◆ Work to complete
Take the listing and give it again exactly, from its first line to its last line.

[Opening Given data section]

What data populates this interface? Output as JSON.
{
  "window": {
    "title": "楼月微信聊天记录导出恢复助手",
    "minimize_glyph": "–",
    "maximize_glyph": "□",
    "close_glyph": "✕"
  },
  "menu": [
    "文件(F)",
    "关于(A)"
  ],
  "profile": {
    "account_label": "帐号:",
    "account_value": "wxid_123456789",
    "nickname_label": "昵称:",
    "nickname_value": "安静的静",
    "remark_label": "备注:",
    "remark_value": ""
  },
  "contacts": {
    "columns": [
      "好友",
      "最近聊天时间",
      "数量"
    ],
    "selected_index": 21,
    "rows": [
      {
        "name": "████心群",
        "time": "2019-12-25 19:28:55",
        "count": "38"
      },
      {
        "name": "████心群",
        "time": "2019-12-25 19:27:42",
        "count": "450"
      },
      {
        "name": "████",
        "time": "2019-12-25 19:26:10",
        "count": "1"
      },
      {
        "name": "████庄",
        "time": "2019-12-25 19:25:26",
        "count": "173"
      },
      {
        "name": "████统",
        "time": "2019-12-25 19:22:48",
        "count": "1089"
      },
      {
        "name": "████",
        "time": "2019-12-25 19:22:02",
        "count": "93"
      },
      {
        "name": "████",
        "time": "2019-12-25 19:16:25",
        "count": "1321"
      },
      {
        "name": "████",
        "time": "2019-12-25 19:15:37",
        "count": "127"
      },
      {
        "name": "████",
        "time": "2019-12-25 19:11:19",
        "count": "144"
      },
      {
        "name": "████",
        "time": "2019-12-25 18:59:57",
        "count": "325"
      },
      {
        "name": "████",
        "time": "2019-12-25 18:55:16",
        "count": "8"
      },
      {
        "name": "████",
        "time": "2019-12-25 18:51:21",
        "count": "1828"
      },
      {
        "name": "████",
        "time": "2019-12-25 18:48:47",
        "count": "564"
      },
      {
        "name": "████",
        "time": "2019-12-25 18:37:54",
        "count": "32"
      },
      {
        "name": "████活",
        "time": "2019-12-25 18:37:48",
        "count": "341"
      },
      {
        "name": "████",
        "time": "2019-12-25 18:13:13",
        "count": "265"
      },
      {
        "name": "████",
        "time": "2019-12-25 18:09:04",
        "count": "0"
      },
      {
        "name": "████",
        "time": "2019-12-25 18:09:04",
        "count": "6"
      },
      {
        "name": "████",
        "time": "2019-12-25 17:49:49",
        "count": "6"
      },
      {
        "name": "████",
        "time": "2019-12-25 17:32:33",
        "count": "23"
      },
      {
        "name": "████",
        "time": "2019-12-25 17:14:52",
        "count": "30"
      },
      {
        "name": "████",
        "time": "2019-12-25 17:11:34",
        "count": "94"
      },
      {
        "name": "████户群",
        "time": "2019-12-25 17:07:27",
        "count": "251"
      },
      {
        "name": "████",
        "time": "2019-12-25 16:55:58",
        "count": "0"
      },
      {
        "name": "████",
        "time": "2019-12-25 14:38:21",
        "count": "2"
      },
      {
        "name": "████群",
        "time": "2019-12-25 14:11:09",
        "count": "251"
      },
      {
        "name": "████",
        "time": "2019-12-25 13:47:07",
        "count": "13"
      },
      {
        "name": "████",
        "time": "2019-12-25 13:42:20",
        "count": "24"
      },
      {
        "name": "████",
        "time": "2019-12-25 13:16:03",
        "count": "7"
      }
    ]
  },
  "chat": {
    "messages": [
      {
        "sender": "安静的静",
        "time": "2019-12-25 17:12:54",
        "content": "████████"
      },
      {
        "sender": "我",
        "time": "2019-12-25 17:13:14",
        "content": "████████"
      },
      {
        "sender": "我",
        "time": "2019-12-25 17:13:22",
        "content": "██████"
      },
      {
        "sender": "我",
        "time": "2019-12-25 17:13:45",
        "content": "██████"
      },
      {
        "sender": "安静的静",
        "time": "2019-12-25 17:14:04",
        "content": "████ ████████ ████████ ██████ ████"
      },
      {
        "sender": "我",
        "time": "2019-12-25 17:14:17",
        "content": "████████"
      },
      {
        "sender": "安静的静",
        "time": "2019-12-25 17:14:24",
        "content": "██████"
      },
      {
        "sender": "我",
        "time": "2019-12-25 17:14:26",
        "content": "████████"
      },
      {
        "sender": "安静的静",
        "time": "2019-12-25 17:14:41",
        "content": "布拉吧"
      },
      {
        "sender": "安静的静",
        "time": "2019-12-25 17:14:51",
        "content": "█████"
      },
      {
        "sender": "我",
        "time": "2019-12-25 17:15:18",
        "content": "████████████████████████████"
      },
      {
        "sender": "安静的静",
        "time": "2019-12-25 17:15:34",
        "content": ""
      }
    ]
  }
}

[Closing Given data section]

◆ Exercise answer
What data populates this interface? Output as JSON.
{
  "window": {
    "title": "楼月微信聊天记录导出恢复助手",
    "minimize_glyph": "–",
    "maximize_glyph": "□",
    "close_glyph": "✕"
  },
  "menu": [
    "文件(F)",
    "关于(A)"
  ],
  "profile": {
    "account_label": "帐号:",
    "account_value": "wxid_123456789",
    "nickname_label": "昵称:",
    "nickname_value": "安静的静",
    "remark_label": "备注:",
    "remark_value": ""
  },
  "contacts": {
    "columns": [
      "好友",
      "最近聊天时间",
      "数量"
    ],
    "selected_index": 21,
    "rows": [
      {
        "name": "████心群",
        "time": "2019-12-25 19:28:55",
        "count": "38"
      },
      {
        "name": "████心群",
        "time": "2019-12-25 19:27:42",
        "count": "450"
      },
      {
        "name": "████",
        "time": "2019-12-25 19:26:10",
        "count": "1"
      },
      {
        "name": "████庄",
        "time": "2019-12-25 19:25:26",
        "count": "173"
      },
      {
        "name": "████统",
        "time": "2019-12-25 19:22:48",
        "count": "1089"
      },
      {
        "name": "████",
        "time": "2019-12-25 19:22:02",
        "count": "93"
      },
      {
        "name": "████",
        "time": "2019-12-25 19:16:25",
        "count": "1321"
      },
      {
        "name": "████",
        "time": "2019-12-25 19:15:37",
        "count": "127"
      },
      {
        "name": "████",
        "time": "2019-12-25 19:11:19",
        "count": "144"
      },
      {
        "name": "████",
        "time": "2019-12-25 18:59:57",
        "count": "325"
      },
      {
        "name": "████",
        "time": "2019-12-25 18:55:16",
        "count": "8"
      },
      {
        "name": "████",
        "time": "2019-12-25 18:51:21",
        "count": "1828"
      },
      {
        "name": "████",
        "time": "2019-12-25 18:48:47",
        "count": "564"
      },
      {
        "name": "████",
        "time": "2019-12-25 18:37:54",
        "count": "32"
      },
      {
        "name": "████活",
        "time": "2019-12-25 18:37:48",
        "count": "341"
      },
      {
        "name": "████",
        "time": "2019-12-25 18:13:13",
        "count": "265"
      },
      {
        "name": "████",
        "time": "2019-12-25 18:09:04",
        "count": "0"
      },
      {
        "name": "████",
        "time": "2019-12-25 18:09:04",
        "count": "6"
      },
      {
        "name": "████",
        "time": "2019-12-25 17:49:49",
        "count": "6"
      },
      {
        "name": "████",
        "time": "2019-12-25 17:32:33",
        "count": "23"
      },
      {
        "name": "████",
        "time": "2019-12-25 17:14:52",
        "count": "30"
      },
      {
        "name": "████",
        "time": "2019-12-25 17:11:34",
        "count": "94"
      },
      {
        "name": "████户群",
        "time": "2019-12-25 17:07:27",
        "count": "251"
      },
      {
        "name": "████",
        "time": "2019-12-25 16:55:58",
        "count": "0"
      },
      {
        "name": "████",
        "time": "2019-12-25 14:38:21",
        "count": "2"
      },
      {
        "name": "████群",
        "time": "2019-12-25 14:11:09",
        "count": "251"
      },
      {
        "name": "████",
        "time": "2019-12-25 13:47:07",
        "count": "13"
      },
      {
        "name": "████",
        "time": "2019-12-25 13:42:20",
        "count": "24"
      },
      {
        "name": "████",
        "time": "2019-12-25 13:16:03",
        "count": "7"
      }
    ]
  },
  "chat": {
    "messages": [
      {
        "sender": "安静的静",
        "time": "2019-12-25 17:12:54",
        "content": "████████"
      },
      {
        "sender": "我",
        "time": "2019-12-25 17:13:14",
        "content": "████████"
      },
      {
        "sender": "我",
        "time": "2019-12-25 17:13:22",
        "content": "██████"
      },
      {
        "sender": "我",
        "time": "2019-12-25 17:13:45",
        "content": "██████"
      },
      {
        "sender": "安静的静",
        "time": "2019-12-25 17:14:04",
        "content": "████ ████████ ████████ ██████ ████"
      },
      {
        "sender": "我",
        "time": "2019-12-25 17:14:17",
        "content": "████████"
      },
      {
        "sender": "安静的静",
        "time": "2019-12-25 17:14:24",
        "content": "██████"
      },
      {
        "sender": "我",
        "time": "2019-12-25 17:14:26",
        "content": "████████"
      },
      {
        "sender": "安静的静",
        "time": "2019-12-25 17:14:41",
        "content": "布拉吧"
      },
      {
        "sender": "安静的静",
        "time": "2019-12-25 17:14:51",
        "content": "█████"
      },
      {
        "sender": "我",
        "time": "2019-12-25 17:15:18",
        "content": "████████████████████████████"
      },
      {
        "sender": "安静的静",
        "time": "2019-12-25 17:15:34",
        "content": ""
      }
    ]
  }
}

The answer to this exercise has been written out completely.